▶ **Required action**
Find every line in the data that contains the word "name". Return each of those lines.

▶ **Input**
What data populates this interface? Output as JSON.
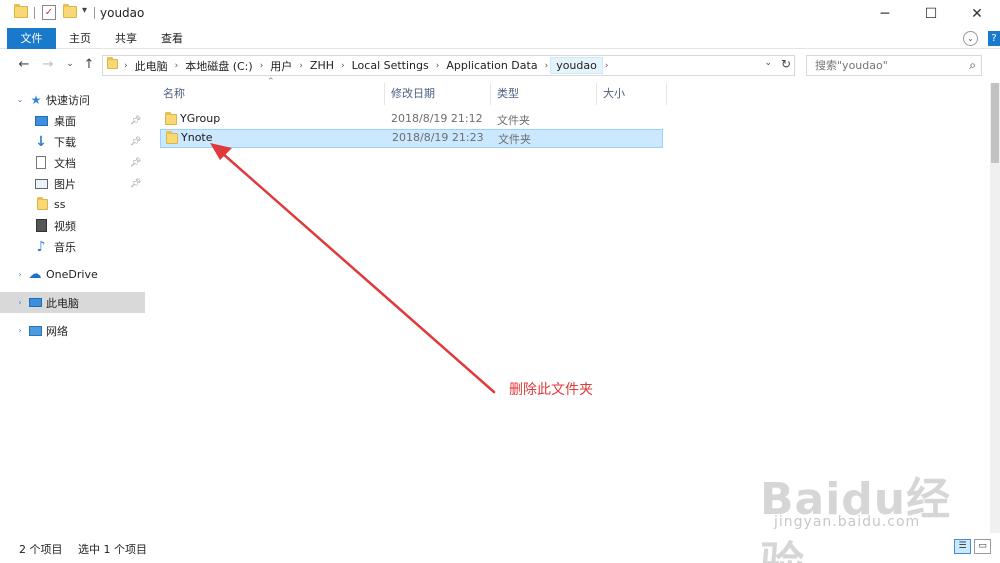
{
  "window": {
    "title": "youdao",
    "controls": {
      "minimize": "─",
      "maximize": "☐",
      "close": "✕"
    }
  },
  "ribbon": {
    "tabs": [
      "文件",
      "主页",
      "共享",
      "查看"
    ],
    "expand": "⌄",
    "help": "?"
  },
  "address": {
    "crumbs": [
      "此电脑",
      "本地磁盘 (C:)",
      "用户",
      "ZHH",
      "Local Settings",
      "Application Data",
      "youdao"
    ],
    "search_placeholder": "搜索\"youdao\""
  },
  "nav": {
    "items": [
      {
        "label": "快速访问",
        "icon": "star-icon"
      },
      {
        "label": "桌面",
        "icon": "desktop-icon",
        "pinned": true
      },
      {
        "label": "下载",
        "icon": "download-icon",
        "pinned": true
      },
      {
        "label": "文档",
        "icon": "document-icon",
        "pinned": true
      },
      {
        "label": "图片",
        "icon": "pictures-icon",
        "pinned": true
      },
      {
        "label": "ss",
        "icon": "folder-icon"
      },
      {
        "label": "视频",
        "icon": "video-icon"
      },
      {
        "label": "音乐",
        "icon": "music-icon"
      },
      {
        "label": "OneDrive",
        "icon": "cloud-icon"
      },
      {
        "label": "此电脑",
        "icon": "computer-icon",
        "selected": true
      },
      {
        "label": "网络",
        "icon": "network-icon"
      }
    ]
  },
  "filelist": {
    "columns": [
      "名称",
      "修改日期",
      "类型",
      "大小"
    ],
    "rows": [
      {
        "name": "YGroup",
        "date": "2018/8/19 21:12",
        "type": "文件夹",
        "size": ""
      },
      {
        "name": "Ynote",
        "date": "2018/8/19 21:23",
        "type": "文件夹",
        "size": "",
        "selected": true
      }
    ]
  },
  "status": {
    "count": "2 个项目",
    "selection": "选中 1 个项目"
  },
  "annotation": {
    "text": "删除此文件夹",
    "color": "#e0393b"
  },
  "watermark": {
    "brand": "Baidu经验",
    "url": "jingyan.baidu.com"
  },
  "colors": {
    "accent": "#1979ca",
    "selection": "#cce8ff",
    "header_text": "#4d6082"
  }
}
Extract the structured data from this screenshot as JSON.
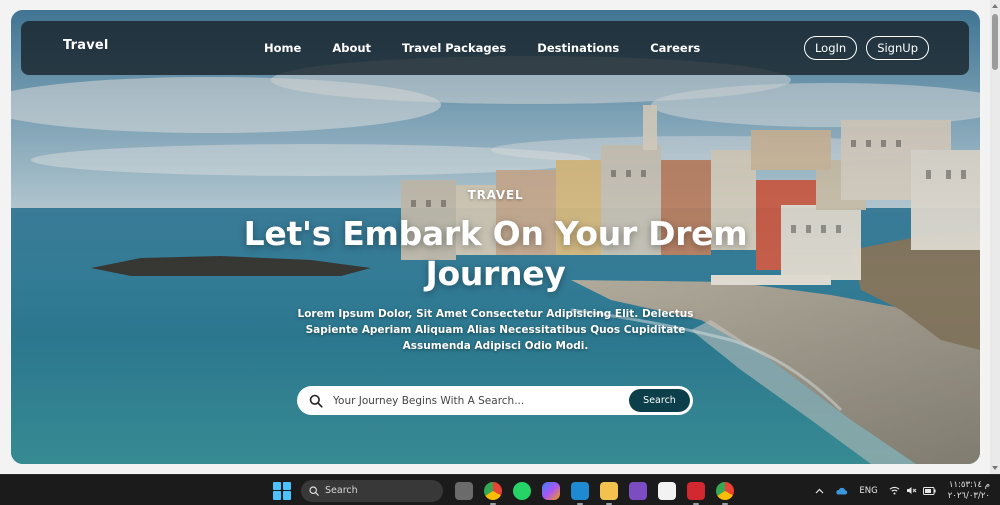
{
  "navbar": {
    "brand": "Travel",
    "links": [
      "Home",
      "About",
      "Travel Packages",
      "Destinations",
      "Careers"
    ],
    "login_label": "LogIn",
    "signup_label": "SignUp"
  },
  "hero": {
    "eyebrow": "TRAVEL",
    "headline": "Let's Embark On Your Drem Journey",
    "subtext": "Lorem Ipsum Dolor, Sit Amet Consectetur Adipisicing Elit. Delectus Sapiente Aperiam Aliquam Alias Necessitatibus Quos Cupiditate Assumenda Adipisci Odio Modi.",
    "search_placeholder": "Your Journey Begins With A Search...",
    "search_button": "Search"
  },
  "colors": {
    "search_button_bg": "#0d3f4b",
    "navbar_bg": "#162026",
    "taskbar_bg": "#1b1b1b"
  },
  "taskbar": {
    "search_label": "Search",
    "apps": [
      "file-explorer-icon",
      "chrome-icon",
      "whatsapp-icon",
      "copilot-icon",
      "vscode-icon",
      "folder-icon",
      "visual-studio-icon",
      "notepad-icon",
      "wps-icon",
      "chrome-profile-icon"
    ],
    "tray": {
      "language": "ENG",
      "time": "م ١١:٥٣:١٤",
      "date": "٢٠٢٦/٠٣/٢٠"
    }
  }
}
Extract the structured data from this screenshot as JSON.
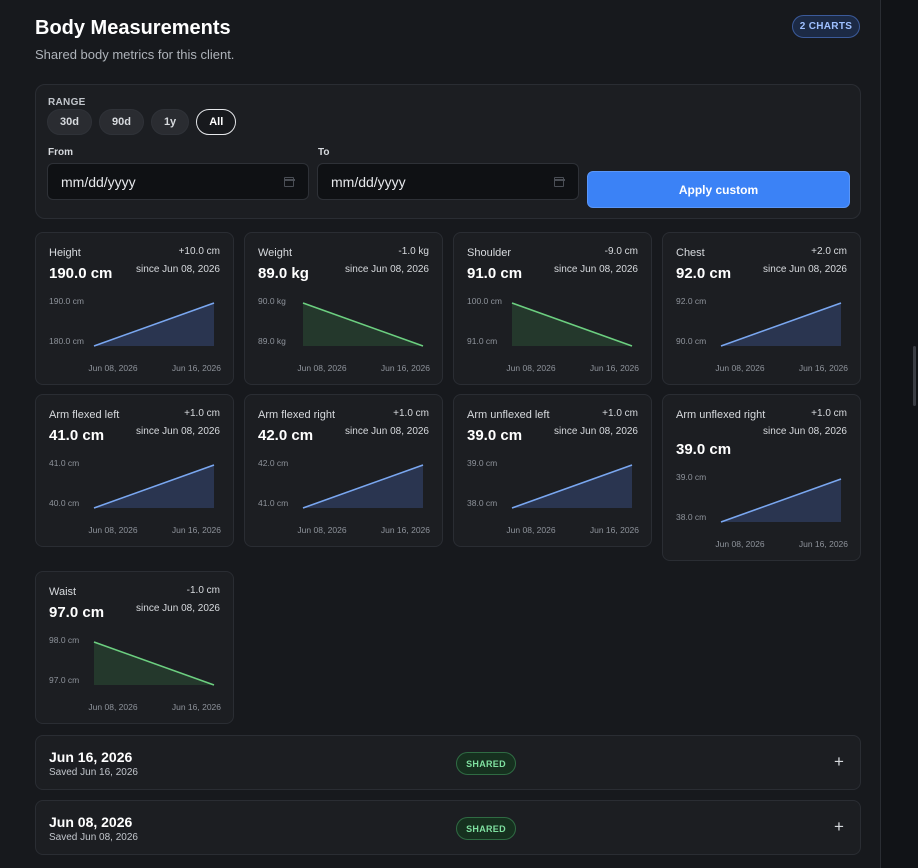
{
  "header": {
    "title": "Body Measurements",
    "subtitle": "Shared body metrics for this client.",
    "charts_badge": "2 CHARTS"
  },
  "filters": {
    "range_label": "RANGE",
    "ranges": [
      {
        "label": "30d",
        "active": false
      },
      {
        "label": "90d",
        "active": false
      },
      {
        "label": "1y",
        "active": false
      },
      {
        "label": "All",
        "active": true
      }
    ],
    "from_label": "From",
    "from_value": "mm/dd/yyyy",
    "to_label": "To",
    "to_value": "mm/dd/yyyy",
    "apply_label": "Apply custom"
  },
  "colors": {
    "up_line": "#7aa7f0",
    "up_fill": "#2a3550",
    "down_line": "#6ccf80",
    "down_fill": "#24382c",
    "accent": "#3b82f6"
  },
  "cards": [
    {
      "name": "Height",
      "value": "190.0 cm",
      "delta": "+10.0 cm",
      "since": "since Jun 08, 2026",
      "y_top_label": "190.0 cm",
      "y_bottom_label": "180.0 cm",
      "x_start_label": "Jun 08, 2026",
      "x_end_label": "Jun 16, 2026"
    },
    {
      "name": "Weight",
      "value": "89.0 kg",
      "delta": "-1.0 kg",
      "since": "since Jun 08, 2026",
      "y_top_label": "90.0 kg",
      "y_bottom_label": "89.0 kg",
      "x_start_label": "Jun 08, 2026",
      "x_end_label": "Jun 16, 2026"
    },
    {
      "name": "Shoulder",
      "value": "91.0 cm",
      "delta": "-9.0 cm",
      "since": "since Jun 08, 2026",
      "y_top_label": "100.0 cm",
      "y_bottom_label": "91.0 cm",
      "x_start_label": "Jun 08, 2026",
      "x_end_label": "Jun 16, 2026"
    },
    {
      "name": "Chest",
      "value": "92.0 cm",
      "delta": "+2.0 cm",
      "since": "since Jun 08, 2026",
      "y_top_label": "92.0 cm",
      "y_bottom_label": "90.0 cm",
      "x_start_label": "Jun 08, 2026",
      "x_end_label": "Jun 16, 2026"
    },
    {
      "name": "Arm flexed left",
      "value": "41.0 cm",
      "delta": "+1.0 cm",
      "since": "since Jun 08, 2026",
      "y_top_label": "41.0 cm",
      "y_bottom_label": "40.0 cm",
      "x_start_label": "Jun 08, 2026",
      "x_end_label": "Jun 16, 2026"
    },
    {
      "name": "Arm flexed right",
      "value": "42.0 cm",
      "delta": "+1.0 cm",
      "since": "since Jun 08, 2026",
      "y_top_label": "42.0 cm",
      "y_bottom_label": "41.0 cm",
      "x_start_label": "Jun 08, 2026",
      "x_end_label": "Jun 16, 2026"
    },
    {
      "name": "Arm unflexed left",
      "value": "39.0 cm",
      "delta": "+1.0 cm",
      "since": "since Jun 08, 2026",
      "y_top_label": "39.0 cm",
      "y_bottom_label": "38.0 cm",
      "x_start_label": "Jun 08, 2026",
      "x_end_label": "Jun 16, 2026"
    },
    {
      "name": "Arm unflexed right",
      "value": "39.0 cm",
      "delta": "+1.0 cm",
      "since": "since Jun 08, 2026",
      "y_top_label": "39.0 cm",
      "y_bottom_label": "38.0 cm",
      "x_start_label": "Jun 08, 2026",
      "x_end_label": "Jun 16, 2026"
    },
    {
      "name": "Waist",
      "value": "97.0 cm",
      "delta": "-1.0 cm",
      "since": "since Jun 08, 2026",
      "y_top_label": "98.0 cm",
      "y_bottom_label": "97.0 cm",
      "x_start_label": "Jun 08, 2026",
      "x_end_label": "Jun 16, 2026"
    }
  ],
  "chart_data": [
    {
      "type": "area",
      "title": "Height",
      "x": [
        "Jun 08, 2026",
        "Jun 16, 2026"
      ],
      "values": [
        180.0,
        190.0
      ],
      "unit": "cm",
      "ylim": [
        180.0,
        190.0
      ]
    },
    {
      "type": "area",
      "title": "Weight",
      "x": [
        "Jun 08, 2026",
        "Jun 16, 2026"
      ],
      "values": [
        90.0,
        89.0
      ],
      "unit": "kg",
      "ylim": [
        89.0,
        90.0
      ]
    },
    {
      "type": "area",
      "title": "Shoulder",
      "x": [
        "Jun 08, 2026",
        "Jun 16, 2026"
      ],
      "values": [
        100.0,
        91.0
      ],
      "unit": "cm",
      "ylim": [
        91.0,
        100.0
      ]
    },
    {
      "type": "area",
      "title": "Chest",
      "x": [
        "Jun 08, 2026",
        "Jun 16, 2026"
      ],
      "values": [
        90.0,
        92.0
      ],
      "unit": "cm",
      "ylim": [
        90.0,
        92.0
      ]
    },
    {
      "type": "area",
      "title": "Arm flexed left",
      "x": [
        "Jun 08, 2026",
        "Jun 16, 2026"
      ],
      "values": [
        40.0,
        41.0
      ],
      "unit": "cm",
      "ylim": [
        40.0,
        41.0
      ]
    },
    {
      "type": "area",
      "title": "Arm flexed right",
      "x": [
        "Jun 08, 2026",
        "Jun 16, 2026"
      ],
      "values": [
        41.0,
        42.0
      ],
      "unit": "cm",
      "ylim": [
        41.0,
        42.0
      ]
    },
    {
      "type": "area",
      "title": "Arm unflexed left",
      "x": [
        "Jun 08, 2026",
        "Jun 16, 2026"
      ],
      "values": [
        38.0,
        39.0
      ],
      "unit": "cm",
      "ylim": [
        38.0,
        39.0
      ]
    },
    {
      "type": "area",
      "title": "Arm unflexed right",
      "x": [
        "Jun 08, 2026",
        "Jun 16, 2026"
      ],
      "values": [
        38.0,
        39.0
      ],
      "unit": "cm",
      "ylim": [
        38.0,
        39.0
      ]
    },
    {
      "type": "area",
      "title": "Waist",
      "x": [
        "Jun 08, 2026",
        "Jun 16, 2026"
      ],
      "values": [
        98.0,
        97.0
      ],
      "unit": "cm",
      "ylim": [
        97.0,
        98.0
      ]
    }
  ],
  "entries": [
    {
      "date": "Jun 16, 2026",
      "saved": "Saved Jun 16, 2026",
      "badge": "SHARED",
      "toggle": "+"
    },
    {
      "date": "Jun 08, 2026",
      "saved": "Saved Jun 08, 2026",
      "badge": "SHARED",
      "toggle": "+"
    }
  ]
}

▶ **Finished task**
        "name": "YGroup",
        "name": "Ynote",
      "name": "Height",
      "name": "Weight",
      "name": "Shoulder",
      "name": "Chest",
      "name": "Arm flexed left",
      "name": "Arm flexed right",
      "name": "Arm unflexed left",
      "name": "Arm unflexed right",
      "name": "Waist",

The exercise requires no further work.